● Task brief: Your response must be made up of each line in the data below that contains the string "슬라이드".

● Raw data:
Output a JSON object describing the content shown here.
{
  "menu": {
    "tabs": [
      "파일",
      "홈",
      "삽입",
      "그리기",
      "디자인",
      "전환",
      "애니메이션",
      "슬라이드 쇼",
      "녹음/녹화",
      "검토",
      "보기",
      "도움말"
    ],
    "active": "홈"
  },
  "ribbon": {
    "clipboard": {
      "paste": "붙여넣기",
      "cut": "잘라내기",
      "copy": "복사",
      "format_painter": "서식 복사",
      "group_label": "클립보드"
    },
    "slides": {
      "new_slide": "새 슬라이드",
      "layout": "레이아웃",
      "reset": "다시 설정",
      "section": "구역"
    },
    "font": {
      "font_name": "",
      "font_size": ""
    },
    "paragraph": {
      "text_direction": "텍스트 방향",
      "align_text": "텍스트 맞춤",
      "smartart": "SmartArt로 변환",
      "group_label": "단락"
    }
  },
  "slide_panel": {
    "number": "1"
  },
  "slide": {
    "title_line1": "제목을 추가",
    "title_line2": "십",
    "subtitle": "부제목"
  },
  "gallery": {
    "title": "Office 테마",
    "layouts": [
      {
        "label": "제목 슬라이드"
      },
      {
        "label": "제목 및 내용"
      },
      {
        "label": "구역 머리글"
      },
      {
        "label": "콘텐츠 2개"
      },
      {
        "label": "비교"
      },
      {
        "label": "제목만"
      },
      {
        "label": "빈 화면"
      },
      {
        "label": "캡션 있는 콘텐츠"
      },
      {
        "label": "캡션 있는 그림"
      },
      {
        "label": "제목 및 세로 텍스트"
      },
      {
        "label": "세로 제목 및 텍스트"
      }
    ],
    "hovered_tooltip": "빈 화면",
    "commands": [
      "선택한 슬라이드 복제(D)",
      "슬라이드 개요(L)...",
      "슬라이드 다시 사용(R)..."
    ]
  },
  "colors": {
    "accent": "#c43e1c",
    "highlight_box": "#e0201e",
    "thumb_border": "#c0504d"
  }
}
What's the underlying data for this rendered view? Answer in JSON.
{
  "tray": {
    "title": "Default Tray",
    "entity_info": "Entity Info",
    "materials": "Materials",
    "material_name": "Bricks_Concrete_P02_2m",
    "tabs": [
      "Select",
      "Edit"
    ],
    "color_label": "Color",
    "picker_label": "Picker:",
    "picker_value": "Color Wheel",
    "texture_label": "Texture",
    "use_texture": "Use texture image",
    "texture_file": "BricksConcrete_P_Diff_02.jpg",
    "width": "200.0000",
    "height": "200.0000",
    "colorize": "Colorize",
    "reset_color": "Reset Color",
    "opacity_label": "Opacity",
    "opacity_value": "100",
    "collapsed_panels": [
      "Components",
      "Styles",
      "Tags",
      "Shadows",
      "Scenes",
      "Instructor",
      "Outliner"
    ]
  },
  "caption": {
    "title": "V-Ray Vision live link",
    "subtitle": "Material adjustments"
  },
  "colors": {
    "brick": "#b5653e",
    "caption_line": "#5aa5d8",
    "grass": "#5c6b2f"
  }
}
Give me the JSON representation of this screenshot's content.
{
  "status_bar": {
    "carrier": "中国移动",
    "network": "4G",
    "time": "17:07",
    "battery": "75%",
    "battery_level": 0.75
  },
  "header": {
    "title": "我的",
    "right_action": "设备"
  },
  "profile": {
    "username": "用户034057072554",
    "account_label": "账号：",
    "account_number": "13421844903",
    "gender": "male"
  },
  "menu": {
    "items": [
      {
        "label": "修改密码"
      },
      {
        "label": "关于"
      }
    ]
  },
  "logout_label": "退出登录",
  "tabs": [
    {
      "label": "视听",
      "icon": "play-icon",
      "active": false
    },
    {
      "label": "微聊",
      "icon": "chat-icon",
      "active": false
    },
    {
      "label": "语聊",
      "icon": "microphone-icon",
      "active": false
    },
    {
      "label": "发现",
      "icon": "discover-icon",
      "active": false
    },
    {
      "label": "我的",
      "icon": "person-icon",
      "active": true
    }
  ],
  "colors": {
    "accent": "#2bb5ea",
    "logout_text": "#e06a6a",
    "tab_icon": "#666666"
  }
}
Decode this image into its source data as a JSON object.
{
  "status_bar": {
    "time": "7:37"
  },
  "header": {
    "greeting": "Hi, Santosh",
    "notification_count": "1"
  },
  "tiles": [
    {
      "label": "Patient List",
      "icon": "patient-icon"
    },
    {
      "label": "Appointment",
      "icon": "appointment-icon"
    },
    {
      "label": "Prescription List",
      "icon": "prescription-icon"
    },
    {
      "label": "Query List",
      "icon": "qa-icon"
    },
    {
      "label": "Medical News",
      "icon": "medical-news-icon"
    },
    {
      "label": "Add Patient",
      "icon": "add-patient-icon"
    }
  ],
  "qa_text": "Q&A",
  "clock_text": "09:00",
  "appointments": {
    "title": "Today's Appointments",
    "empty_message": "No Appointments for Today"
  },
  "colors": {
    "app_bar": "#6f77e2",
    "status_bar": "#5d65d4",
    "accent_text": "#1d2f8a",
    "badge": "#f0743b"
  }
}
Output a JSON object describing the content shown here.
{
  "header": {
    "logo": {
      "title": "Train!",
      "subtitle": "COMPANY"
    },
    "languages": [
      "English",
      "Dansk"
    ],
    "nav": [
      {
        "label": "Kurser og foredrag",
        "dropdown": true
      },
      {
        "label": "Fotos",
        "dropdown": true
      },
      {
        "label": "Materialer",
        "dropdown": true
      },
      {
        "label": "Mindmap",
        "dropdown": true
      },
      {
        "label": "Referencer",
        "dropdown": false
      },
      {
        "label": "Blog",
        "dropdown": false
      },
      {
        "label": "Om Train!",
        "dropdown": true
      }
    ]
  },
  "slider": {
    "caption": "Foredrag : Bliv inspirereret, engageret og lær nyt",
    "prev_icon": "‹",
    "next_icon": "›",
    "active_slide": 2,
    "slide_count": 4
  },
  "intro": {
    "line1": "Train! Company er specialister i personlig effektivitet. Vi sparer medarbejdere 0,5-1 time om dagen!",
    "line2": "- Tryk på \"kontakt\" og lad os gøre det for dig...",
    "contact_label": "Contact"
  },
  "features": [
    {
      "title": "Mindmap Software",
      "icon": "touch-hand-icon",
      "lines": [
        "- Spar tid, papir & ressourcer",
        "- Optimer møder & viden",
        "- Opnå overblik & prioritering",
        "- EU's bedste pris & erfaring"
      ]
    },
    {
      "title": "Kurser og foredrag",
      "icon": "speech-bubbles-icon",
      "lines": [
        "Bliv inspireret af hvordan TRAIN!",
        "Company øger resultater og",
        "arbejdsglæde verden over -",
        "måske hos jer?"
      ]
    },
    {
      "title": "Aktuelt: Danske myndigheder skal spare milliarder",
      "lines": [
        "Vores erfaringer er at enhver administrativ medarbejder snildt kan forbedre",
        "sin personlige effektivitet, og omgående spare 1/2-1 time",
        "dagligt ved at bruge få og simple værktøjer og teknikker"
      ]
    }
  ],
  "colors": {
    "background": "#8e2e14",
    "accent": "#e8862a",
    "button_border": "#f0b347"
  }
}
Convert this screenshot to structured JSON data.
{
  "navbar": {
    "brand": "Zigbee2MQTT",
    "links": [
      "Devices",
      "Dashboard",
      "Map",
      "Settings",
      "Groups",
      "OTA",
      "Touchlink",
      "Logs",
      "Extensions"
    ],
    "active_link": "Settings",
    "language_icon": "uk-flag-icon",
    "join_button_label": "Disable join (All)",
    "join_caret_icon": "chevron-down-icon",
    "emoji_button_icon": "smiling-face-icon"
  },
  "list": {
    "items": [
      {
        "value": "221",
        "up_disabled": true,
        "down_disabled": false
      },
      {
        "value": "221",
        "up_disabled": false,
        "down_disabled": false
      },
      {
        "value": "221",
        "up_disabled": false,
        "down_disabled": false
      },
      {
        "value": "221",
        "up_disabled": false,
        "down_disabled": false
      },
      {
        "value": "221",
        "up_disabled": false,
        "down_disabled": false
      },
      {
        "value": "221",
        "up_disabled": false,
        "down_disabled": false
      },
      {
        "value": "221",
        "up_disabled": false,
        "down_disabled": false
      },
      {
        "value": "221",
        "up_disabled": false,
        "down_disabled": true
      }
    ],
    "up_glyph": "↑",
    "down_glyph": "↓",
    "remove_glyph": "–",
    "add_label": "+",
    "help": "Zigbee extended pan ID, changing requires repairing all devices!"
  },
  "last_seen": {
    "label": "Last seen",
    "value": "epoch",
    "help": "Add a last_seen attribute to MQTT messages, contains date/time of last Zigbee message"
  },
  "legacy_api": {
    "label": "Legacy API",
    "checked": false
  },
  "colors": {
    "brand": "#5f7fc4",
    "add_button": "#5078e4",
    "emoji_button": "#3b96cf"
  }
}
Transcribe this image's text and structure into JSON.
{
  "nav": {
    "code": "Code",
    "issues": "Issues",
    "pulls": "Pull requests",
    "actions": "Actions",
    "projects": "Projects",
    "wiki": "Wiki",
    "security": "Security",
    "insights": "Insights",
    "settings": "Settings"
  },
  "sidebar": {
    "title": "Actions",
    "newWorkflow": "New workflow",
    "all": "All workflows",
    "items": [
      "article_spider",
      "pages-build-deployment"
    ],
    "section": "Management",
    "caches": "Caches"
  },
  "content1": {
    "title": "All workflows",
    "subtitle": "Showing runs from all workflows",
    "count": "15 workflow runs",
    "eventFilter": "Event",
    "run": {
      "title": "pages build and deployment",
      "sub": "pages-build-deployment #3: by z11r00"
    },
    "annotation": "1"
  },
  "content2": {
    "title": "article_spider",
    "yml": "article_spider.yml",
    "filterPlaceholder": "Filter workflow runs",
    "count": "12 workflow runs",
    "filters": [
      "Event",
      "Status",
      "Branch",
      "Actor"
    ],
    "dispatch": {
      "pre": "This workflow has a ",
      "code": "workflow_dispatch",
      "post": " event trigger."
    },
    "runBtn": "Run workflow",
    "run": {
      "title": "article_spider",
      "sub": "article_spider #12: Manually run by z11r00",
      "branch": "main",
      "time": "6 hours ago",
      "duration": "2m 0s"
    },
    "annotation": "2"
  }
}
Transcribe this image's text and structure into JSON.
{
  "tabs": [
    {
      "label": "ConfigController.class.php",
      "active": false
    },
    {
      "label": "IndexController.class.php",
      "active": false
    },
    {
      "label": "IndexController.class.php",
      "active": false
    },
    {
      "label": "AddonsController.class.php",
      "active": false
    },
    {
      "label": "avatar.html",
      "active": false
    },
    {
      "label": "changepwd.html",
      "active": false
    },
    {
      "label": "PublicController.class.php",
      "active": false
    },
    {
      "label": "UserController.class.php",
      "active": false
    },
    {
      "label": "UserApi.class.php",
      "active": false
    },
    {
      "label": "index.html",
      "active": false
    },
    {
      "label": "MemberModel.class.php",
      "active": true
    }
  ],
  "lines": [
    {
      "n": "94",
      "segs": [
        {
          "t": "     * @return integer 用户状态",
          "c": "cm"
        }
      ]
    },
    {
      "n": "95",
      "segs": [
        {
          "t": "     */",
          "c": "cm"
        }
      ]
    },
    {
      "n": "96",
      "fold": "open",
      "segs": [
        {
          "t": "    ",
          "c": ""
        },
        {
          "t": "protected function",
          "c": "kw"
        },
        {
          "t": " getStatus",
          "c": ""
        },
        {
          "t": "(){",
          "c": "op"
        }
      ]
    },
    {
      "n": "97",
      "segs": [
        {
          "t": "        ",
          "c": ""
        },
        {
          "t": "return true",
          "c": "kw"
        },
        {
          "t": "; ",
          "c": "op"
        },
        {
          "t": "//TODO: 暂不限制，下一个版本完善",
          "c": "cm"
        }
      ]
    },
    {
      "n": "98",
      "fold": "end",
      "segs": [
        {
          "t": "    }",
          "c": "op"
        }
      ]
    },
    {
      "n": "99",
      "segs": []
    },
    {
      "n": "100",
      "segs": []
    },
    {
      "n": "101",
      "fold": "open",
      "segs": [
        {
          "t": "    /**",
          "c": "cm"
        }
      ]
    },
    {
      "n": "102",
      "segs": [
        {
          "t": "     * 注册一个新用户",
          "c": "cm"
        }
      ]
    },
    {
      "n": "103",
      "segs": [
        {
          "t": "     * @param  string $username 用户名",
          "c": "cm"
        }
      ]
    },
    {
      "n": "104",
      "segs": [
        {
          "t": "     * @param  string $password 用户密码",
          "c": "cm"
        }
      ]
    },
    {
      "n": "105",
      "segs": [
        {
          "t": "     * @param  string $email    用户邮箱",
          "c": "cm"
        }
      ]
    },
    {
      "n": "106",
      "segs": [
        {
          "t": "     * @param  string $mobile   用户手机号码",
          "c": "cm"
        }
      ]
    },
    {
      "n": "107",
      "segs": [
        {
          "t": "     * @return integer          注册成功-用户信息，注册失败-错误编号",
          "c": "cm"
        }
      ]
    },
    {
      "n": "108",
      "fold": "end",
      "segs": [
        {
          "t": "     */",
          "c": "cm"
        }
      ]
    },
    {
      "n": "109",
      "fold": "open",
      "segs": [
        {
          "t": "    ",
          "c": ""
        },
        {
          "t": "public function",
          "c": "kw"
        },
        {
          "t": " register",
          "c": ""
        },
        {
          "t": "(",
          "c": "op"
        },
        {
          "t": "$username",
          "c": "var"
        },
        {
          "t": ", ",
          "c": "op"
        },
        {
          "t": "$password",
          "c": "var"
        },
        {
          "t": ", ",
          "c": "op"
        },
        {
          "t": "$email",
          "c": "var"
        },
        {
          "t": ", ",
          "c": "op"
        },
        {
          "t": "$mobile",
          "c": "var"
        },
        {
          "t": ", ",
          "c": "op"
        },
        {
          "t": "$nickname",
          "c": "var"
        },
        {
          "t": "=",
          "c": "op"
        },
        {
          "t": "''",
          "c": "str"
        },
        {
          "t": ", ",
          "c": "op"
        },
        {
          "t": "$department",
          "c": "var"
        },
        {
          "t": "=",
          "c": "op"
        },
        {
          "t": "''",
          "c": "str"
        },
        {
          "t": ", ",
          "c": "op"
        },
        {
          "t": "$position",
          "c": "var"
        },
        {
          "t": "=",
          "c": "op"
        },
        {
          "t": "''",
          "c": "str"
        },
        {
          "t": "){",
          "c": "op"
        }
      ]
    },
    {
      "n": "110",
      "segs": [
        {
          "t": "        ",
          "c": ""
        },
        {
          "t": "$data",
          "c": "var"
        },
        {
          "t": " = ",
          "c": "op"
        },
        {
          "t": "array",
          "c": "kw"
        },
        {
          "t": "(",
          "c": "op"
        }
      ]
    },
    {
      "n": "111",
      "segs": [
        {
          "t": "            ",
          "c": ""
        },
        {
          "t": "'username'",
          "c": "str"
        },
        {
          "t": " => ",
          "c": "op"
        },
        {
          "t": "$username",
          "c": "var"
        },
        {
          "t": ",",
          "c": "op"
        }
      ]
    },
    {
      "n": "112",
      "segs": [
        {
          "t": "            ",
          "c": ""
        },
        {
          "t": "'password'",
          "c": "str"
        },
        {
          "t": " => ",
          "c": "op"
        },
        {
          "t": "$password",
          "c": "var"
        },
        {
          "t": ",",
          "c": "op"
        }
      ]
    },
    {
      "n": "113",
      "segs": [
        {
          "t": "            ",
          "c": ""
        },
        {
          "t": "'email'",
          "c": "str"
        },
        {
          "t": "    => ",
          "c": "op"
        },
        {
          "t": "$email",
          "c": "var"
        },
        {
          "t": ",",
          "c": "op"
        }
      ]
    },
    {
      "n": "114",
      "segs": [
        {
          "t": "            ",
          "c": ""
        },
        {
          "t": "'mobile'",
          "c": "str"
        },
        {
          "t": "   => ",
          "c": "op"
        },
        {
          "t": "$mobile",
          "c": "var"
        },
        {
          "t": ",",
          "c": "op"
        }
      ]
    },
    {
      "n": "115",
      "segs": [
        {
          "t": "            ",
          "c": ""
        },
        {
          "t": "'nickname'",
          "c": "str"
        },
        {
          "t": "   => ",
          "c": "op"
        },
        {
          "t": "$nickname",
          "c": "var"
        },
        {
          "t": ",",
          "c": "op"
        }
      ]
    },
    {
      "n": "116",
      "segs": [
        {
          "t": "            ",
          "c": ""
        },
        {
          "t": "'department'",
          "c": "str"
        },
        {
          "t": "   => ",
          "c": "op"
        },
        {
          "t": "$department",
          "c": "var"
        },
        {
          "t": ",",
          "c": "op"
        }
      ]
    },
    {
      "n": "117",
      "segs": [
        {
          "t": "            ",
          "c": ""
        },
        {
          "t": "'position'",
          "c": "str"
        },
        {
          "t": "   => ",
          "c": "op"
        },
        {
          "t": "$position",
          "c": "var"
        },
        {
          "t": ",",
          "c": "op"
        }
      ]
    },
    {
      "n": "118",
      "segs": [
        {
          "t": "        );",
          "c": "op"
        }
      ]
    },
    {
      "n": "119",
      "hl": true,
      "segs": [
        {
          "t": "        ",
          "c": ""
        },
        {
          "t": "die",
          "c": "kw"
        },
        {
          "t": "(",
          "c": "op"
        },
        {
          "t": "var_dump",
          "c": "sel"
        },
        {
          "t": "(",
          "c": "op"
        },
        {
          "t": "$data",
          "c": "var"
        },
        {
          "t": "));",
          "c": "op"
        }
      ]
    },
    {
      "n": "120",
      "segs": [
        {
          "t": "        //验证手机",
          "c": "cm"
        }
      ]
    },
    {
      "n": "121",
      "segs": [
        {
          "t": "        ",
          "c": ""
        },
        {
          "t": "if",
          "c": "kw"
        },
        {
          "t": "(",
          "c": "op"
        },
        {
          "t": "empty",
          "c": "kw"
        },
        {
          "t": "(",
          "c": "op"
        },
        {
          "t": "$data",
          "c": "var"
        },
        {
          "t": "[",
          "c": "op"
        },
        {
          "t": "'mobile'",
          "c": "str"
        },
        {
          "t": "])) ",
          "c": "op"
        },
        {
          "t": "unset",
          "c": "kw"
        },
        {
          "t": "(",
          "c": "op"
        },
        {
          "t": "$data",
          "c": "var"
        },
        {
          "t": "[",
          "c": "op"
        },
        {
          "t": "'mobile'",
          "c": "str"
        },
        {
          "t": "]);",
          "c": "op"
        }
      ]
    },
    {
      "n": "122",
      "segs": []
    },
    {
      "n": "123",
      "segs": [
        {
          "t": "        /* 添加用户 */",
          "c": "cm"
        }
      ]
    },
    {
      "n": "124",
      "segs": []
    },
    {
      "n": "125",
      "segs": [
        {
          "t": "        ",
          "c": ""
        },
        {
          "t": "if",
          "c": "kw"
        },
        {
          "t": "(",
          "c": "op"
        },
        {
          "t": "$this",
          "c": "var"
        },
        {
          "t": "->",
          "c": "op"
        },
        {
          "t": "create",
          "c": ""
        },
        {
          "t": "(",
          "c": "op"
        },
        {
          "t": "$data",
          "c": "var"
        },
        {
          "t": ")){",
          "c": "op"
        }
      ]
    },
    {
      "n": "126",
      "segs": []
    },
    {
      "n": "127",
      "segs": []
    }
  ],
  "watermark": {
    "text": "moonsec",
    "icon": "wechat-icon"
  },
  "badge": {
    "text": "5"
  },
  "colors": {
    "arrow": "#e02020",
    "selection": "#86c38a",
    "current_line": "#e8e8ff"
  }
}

● Answer to this problem:
      "슬라이드 쇼",
      "new_slide": "새 슬라이드",
        "label": "제목 슬라이드"
      "선택한 슬라이드 복제(D)",
      "슬라이드 개요(L)...",
      "슬라이드 다시 사용(R)..."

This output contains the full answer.